Accused street racers take over North Port intersection over the weekend: 'They were breaking the law'

NORTH PORT, Fla. - Felix Jordan found himself stuck at the intersection of Toledo Blade Boulevard and Price Boulevard in North Port early Saturday morning.

"I noticed as I pulled up [to the intersection] a car doing donuts," he said.

After finishing a late night working to paint homes, Jordan quickly realized that the group wasn’t going to move.

READ: 2 drivers arrested for street racing, going 130 mph on Gandy Bridge: FHP

"I was really trying to get home.
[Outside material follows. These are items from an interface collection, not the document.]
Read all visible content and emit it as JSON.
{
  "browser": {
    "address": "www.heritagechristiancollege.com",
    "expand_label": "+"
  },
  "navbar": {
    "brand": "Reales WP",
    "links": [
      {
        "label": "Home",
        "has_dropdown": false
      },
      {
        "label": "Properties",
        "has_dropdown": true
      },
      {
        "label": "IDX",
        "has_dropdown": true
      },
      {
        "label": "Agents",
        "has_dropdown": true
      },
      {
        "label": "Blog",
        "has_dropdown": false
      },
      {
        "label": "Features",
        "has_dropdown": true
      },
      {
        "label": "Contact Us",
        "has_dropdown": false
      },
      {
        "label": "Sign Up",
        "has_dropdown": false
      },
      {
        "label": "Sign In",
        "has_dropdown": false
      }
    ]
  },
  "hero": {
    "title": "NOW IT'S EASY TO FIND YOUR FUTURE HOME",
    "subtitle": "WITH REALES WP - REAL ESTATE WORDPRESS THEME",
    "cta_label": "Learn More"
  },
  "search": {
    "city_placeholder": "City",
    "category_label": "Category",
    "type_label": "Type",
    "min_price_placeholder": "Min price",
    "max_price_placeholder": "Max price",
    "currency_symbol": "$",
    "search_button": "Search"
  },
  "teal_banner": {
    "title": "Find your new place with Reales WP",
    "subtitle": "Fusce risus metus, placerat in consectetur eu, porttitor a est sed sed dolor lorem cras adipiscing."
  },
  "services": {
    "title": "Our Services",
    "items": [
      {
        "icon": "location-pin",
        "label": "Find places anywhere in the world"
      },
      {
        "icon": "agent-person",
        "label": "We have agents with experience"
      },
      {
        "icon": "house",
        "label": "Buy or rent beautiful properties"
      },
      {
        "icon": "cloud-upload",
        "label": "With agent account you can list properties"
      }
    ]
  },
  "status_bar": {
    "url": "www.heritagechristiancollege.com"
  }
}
I didn’t want to be any part of that," he told FOX 13.

He recorded video as cars with people hanging from them spun out, and he got a sinking feeling of what could happen.

"You don’t know if you’ll pop an axel, lose control of the car, hit one of the spectators, someone could have fallen out of a window that was dangerous," Jordan said.

He was eventually able to get around the blocked intersection and head home another way, and officers with the North Port Police Department arrived minutes later.

MORE: HCSO: 10 arrested in Tampa street racing investigation

Officers arrested David Oliveira of Cape Coral. He was charged with Fleeing to Elude and a moving violation for stopping traffic for race competition. Nine others were stopped and cited by officers as well.

North Port police are working to identify others including one person who had a gun.

"These are some dangerous elements that were there," said Josh Taylor with NPPD. "Some of these individuals were masked, so overall just a really bad idea."

North Port police believe this was an organized gathering, with more than 60 people from the Fort Myers area and possibly as far north as Tampa.

"These people obviously knew they were breaking the law," said Taylor. "We believe a lot of the vehicles involved were either stolen or license plates that weren’t registered."

CRIME: 15 arrests made in weekend street racing sting in Hillsborough County: Authorities

While they may have gotten a thrill, officers are working to make sure that the adrenaline rush ends there.

"We just need to send a message that if you’re going to do something stupid like this, this isn’t the place to do it," said Taylor.